Holy Mosques in Makkah and Madinah Ready for Ramadan Rush
Holy Mosque in Makkah
Approximately 7 million Umrah pilgrims are expected in Makkah and Madinah before and during Ramadan. They will be served by thousands of employees who want to guarantee the pilgrims' safety and comfort.
Umrah pilgrims come through various ports, the most important ones being King Abdul Aziz International Airport in Jeddah and Prince Mohammed bin Abdul Aziz airport in Madinah. The kingdom uses all its powers to receive the pilgrims and facilitate all procedures until they reach Makkah and Madinah.
Mohammad Bejawi of the Ministry of Haj and Umrah in Madinah said this year Egypt ranked first in terms of the grant of Umrah visas with 1,275,785 visas; Pakistan came second with 918,063 visas; Indonesia third with 655,163 visas, followed by India with 436,000 visas; Turkey with 439,000, Jordan with 343,000, Algeria with 313,000, Malaysia with 211,000, Iraq with 183,000, Britain with 77,000 and the rest of the world 695,000.
Abdul Wahid Al-Hattab of the Presidency of the Two Holy Mosques reviewed the operational plan for Umrah season which is the responsibility of 5,000 employees in cooperation with all service directorates.
He said the presidency offers cool Zamzam water inside the Prophet's Mosque and Grand Mosque. He confirmed that prayer areas have been laid with good quality carpets inside and on the roof of the two mosques and that the areas are kept clean around the clock.
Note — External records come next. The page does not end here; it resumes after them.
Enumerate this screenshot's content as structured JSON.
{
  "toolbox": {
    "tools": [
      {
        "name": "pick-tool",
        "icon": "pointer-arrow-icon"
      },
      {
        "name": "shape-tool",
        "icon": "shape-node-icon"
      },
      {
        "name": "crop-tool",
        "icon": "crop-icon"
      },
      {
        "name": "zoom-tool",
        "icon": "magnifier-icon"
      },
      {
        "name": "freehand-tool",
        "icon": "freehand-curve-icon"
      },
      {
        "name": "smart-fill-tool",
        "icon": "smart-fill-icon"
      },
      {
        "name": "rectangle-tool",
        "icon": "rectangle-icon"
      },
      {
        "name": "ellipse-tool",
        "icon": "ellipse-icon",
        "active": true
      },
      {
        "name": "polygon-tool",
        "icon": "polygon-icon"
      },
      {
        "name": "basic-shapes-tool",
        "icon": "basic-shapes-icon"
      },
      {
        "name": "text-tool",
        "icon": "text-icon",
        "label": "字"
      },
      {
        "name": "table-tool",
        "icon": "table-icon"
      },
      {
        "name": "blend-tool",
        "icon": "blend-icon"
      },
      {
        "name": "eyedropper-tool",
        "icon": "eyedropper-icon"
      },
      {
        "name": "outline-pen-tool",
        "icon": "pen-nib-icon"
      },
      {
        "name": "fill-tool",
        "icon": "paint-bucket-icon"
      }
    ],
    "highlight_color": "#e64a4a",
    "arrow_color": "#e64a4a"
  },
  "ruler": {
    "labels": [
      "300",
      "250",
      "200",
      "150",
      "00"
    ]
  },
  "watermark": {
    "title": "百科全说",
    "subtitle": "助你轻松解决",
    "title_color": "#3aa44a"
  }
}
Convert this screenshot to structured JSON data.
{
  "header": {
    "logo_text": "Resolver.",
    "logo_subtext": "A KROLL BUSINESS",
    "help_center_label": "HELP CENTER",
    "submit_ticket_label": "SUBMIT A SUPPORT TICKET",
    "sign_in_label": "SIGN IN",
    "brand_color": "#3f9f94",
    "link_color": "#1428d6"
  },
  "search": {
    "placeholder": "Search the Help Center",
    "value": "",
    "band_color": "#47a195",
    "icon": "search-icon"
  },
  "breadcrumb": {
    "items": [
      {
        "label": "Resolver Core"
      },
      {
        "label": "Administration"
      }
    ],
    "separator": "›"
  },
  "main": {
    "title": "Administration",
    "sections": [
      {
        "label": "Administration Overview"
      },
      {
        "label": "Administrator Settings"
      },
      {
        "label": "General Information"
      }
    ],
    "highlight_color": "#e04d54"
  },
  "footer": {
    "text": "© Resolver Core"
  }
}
The Prophet's Mosque in Madinah
He said the Prophet's Mosque's yards have been provided with 436 fans to offer cool surroundings and 250 shades to protect pilgrims from the heat of the sun. He said 100 gates and six pedestrian paths have been allocated to worshippers in addition to 20 carts for the elderly and the disabled.
Umrah pilgrims said they were happy to reach the Prophet's Mosque and pray in it. They commended the facilities and services provided by the Kingdom to ensure their comfort while performing their prayers.
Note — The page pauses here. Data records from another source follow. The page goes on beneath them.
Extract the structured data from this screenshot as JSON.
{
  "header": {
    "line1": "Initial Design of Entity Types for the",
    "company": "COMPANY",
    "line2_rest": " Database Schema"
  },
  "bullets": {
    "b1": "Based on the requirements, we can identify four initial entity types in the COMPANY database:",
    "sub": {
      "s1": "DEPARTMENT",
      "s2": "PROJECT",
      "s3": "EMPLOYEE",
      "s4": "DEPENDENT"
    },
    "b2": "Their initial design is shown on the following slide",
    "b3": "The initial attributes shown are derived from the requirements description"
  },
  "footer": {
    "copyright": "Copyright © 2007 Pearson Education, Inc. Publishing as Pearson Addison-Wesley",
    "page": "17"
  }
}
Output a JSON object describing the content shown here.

Abdul Noor from Algeria said they were happy to be in Madinah especially since this is the first time he is performing Umrah.
Bin Shanqi, also Algerian, said they had been received with a kind smile from airport officials and offered instant help by the guards at the mosque. He said the mosque and its supporting facilities are kept clean round the clock and cool water is available inside and outside the mosque.
Mohammed Salah, an Egyptian pilgrim, said services were very good with fans spraying water on worshippers to cool the atmosphere in the heat.
Aisha Ahmad, a Jordanian pilgrim, was happy to be in Madinah with her son and his wife. She said this was her second Umrah, her first having been 15 years ago. She said the difference was quite clear, especially in view of the expansion and the cleanliness of the mosque and its yards.
Pilgrims Faisal, Abdul Rahman, Hassan and Ashraf said there was quite a difference between their Umrah two decades ago and this one. They said Madinah had undergone many changes with many services added to the Prophet's Mosque, which receives many visitors now in addition to services offered to the elderly and the disabled.
Saleh and Thamer from Iraq commended the services offered to visitors to the Prophet's Mosque, saying they have witnessed many developments in all fields.